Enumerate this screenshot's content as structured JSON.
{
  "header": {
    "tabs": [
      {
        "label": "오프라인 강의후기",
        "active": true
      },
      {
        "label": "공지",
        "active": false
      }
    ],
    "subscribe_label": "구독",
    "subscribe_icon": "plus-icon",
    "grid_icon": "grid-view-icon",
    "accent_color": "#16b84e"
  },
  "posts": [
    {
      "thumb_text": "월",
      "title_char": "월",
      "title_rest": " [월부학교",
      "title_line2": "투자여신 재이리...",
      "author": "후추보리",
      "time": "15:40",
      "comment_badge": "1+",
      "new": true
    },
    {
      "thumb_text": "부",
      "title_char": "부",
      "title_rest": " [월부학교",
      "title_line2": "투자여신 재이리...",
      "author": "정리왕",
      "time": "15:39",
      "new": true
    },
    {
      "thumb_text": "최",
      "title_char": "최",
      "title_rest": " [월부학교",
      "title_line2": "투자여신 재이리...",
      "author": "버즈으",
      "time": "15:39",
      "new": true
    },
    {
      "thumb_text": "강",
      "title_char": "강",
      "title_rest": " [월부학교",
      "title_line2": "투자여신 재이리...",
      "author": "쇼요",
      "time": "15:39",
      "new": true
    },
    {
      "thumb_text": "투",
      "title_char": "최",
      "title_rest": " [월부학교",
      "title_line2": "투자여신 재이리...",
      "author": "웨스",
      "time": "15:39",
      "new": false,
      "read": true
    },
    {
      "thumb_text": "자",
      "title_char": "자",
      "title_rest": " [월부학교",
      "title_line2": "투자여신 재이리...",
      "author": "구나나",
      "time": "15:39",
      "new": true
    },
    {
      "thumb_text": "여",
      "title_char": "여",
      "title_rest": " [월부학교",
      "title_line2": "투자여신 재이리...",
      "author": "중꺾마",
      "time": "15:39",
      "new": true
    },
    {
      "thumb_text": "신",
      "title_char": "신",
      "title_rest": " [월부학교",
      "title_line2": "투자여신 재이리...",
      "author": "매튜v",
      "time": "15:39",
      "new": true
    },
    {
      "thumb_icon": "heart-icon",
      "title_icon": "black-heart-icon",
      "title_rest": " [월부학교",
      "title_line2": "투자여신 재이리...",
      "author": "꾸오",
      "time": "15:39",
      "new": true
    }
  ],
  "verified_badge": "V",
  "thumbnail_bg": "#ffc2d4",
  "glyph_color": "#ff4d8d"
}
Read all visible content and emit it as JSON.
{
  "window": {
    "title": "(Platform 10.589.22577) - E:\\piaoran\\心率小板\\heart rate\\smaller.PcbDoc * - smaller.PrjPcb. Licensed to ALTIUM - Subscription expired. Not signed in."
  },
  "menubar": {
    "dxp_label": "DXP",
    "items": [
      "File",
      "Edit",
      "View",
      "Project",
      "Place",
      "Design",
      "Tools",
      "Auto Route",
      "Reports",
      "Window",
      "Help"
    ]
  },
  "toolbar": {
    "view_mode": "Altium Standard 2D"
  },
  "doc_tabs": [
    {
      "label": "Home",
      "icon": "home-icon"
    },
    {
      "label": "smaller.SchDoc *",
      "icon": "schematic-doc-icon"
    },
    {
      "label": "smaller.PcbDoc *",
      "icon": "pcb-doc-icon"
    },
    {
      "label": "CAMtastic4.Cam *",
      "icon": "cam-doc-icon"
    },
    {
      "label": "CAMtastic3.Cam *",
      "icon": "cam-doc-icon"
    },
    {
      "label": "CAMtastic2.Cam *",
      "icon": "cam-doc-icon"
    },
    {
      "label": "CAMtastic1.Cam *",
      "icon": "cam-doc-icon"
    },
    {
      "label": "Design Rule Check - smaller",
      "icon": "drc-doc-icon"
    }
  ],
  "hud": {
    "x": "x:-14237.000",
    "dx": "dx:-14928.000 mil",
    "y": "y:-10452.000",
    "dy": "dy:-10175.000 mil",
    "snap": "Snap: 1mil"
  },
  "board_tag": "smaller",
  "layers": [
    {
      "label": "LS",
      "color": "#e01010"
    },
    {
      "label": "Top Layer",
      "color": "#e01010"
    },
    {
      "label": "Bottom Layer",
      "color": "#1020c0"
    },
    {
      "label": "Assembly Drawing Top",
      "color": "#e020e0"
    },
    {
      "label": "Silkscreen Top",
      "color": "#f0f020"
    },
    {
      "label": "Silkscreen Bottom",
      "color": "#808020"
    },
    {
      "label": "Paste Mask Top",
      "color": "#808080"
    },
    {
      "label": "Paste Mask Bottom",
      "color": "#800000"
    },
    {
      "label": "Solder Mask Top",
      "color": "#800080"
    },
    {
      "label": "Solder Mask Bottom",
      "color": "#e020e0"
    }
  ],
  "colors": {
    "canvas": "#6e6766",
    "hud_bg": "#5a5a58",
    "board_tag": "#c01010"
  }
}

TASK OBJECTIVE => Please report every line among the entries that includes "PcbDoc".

ANSWER BOX =>
    "title": "(Platform 10.589.22577) - E:\\piaoran\\心率小板\\heart rate\\smaller.PcbDoc * - smaller.PrjPcb. Licensed to ALTIUM - Subscription expired. Not signed in."
      "label": "smaller.PcbDoc *",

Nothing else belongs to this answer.